--- What to produce ---
Filter the entries for lines with the word "background".

--- Extracted entries ---
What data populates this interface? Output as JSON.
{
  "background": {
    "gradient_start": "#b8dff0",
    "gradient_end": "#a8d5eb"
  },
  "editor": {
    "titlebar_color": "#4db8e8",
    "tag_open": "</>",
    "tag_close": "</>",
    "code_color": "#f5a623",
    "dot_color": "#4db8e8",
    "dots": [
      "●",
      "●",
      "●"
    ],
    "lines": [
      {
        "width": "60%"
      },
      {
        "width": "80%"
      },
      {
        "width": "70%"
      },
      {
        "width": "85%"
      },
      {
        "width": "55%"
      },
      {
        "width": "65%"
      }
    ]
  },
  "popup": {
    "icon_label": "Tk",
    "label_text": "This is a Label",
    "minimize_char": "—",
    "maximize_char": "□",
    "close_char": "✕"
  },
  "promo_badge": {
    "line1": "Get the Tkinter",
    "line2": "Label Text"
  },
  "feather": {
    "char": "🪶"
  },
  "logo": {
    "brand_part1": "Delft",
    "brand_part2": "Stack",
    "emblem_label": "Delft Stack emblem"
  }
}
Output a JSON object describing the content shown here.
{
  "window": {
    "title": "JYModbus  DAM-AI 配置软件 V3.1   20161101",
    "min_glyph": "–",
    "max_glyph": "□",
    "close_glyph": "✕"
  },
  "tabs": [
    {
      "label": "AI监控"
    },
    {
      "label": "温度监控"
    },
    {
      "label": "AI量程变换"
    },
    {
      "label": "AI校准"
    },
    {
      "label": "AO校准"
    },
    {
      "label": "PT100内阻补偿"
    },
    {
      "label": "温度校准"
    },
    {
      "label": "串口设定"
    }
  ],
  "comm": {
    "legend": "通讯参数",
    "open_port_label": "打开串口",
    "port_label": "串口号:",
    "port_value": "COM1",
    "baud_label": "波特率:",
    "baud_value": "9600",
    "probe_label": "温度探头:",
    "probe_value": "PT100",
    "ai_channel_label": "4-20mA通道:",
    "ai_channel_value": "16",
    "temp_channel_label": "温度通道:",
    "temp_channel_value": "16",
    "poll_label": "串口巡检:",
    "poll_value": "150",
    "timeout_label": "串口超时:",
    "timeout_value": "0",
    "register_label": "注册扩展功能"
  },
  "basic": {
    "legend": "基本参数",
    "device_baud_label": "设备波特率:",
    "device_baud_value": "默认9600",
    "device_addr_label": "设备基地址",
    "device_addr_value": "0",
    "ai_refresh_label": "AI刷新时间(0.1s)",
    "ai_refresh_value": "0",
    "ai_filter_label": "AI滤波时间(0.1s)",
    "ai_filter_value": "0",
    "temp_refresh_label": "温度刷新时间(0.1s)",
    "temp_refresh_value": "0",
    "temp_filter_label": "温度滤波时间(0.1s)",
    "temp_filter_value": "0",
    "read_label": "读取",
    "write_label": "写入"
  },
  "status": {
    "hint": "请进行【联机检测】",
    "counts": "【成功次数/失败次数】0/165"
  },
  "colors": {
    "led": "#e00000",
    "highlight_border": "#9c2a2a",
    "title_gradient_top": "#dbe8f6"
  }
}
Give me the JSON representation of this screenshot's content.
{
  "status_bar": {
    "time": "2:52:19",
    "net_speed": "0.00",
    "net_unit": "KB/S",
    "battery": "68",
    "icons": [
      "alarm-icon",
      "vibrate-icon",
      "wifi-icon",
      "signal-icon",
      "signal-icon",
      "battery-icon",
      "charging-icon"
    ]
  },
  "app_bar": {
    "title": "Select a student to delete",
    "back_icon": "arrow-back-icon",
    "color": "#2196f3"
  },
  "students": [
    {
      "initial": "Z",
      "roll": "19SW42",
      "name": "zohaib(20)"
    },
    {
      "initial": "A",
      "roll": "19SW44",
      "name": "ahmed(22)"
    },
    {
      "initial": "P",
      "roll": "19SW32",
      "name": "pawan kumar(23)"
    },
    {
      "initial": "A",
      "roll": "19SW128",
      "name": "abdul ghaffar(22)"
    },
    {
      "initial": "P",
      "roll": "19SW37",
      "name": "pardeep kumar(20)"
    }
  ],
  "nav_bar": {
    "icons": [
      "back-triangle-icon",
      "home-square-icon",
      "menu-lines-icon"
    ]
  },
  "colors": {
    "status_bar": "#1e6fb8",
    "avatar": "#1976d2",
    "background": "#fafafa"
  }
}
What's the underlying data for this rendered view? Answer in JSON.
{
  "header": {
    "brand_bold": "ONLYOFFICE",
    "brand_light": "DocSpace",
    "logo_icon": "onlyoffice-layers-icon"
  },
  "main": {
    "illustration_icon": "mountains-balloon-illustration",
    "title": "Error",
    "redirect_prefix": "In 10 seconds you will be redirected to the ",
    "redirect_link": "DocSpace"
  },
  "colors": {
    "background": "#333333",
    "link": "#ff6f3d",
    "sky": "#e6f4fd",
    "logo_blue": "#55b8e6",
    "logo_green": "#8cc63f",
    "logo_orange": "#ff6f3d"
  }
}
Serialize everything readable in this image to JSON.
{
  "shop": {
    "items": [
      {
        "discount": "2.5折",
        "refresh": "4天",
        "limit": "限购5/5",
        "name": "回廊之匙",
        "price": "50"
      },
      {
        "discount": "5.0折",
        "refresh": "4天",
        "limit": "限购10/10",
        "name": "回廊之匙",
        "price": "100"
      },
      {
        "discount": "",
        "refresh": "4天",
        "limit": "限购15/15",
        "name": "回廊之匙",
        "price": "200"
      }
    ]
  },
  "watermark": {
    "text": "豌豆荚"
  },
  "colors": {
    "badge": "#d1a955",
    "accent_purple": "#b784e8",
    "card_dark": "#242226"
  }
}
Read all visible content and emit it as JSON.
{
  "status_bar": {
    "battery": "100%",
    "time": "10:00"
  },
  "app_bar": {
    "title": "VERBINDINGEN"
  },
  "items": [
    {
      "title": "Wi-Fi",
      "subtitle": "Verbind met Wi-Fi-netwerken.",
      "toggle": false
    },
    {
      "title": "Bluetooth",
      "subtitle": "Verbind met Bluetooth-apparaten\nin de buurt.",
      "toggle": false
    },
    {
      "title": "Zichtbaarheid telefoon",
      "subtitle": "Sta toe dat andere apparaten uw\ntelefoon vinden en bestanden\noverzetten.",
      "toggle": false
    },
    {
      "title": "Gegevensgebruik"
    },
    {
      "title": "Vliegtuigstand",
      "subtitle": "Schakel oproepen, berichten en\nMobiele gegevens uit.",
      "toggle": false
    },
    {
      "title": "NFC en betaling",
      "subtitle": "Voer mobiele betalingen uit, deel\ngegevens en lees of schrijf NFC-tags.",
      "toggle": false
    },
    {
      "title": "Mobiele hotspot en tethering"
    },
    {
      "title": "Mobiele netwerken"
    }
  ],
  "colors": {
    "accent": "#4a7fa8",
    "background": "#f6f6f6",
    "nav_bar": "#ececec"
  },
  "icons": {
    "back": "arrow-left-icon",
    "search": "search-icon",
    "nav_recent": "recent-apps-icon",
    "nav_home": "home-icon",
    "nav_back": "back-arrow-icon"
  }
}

--- Answer space ---
  "background": {
    "background": "#fafafa"
    "background": "#333333",
    "background": "#f6f6f6",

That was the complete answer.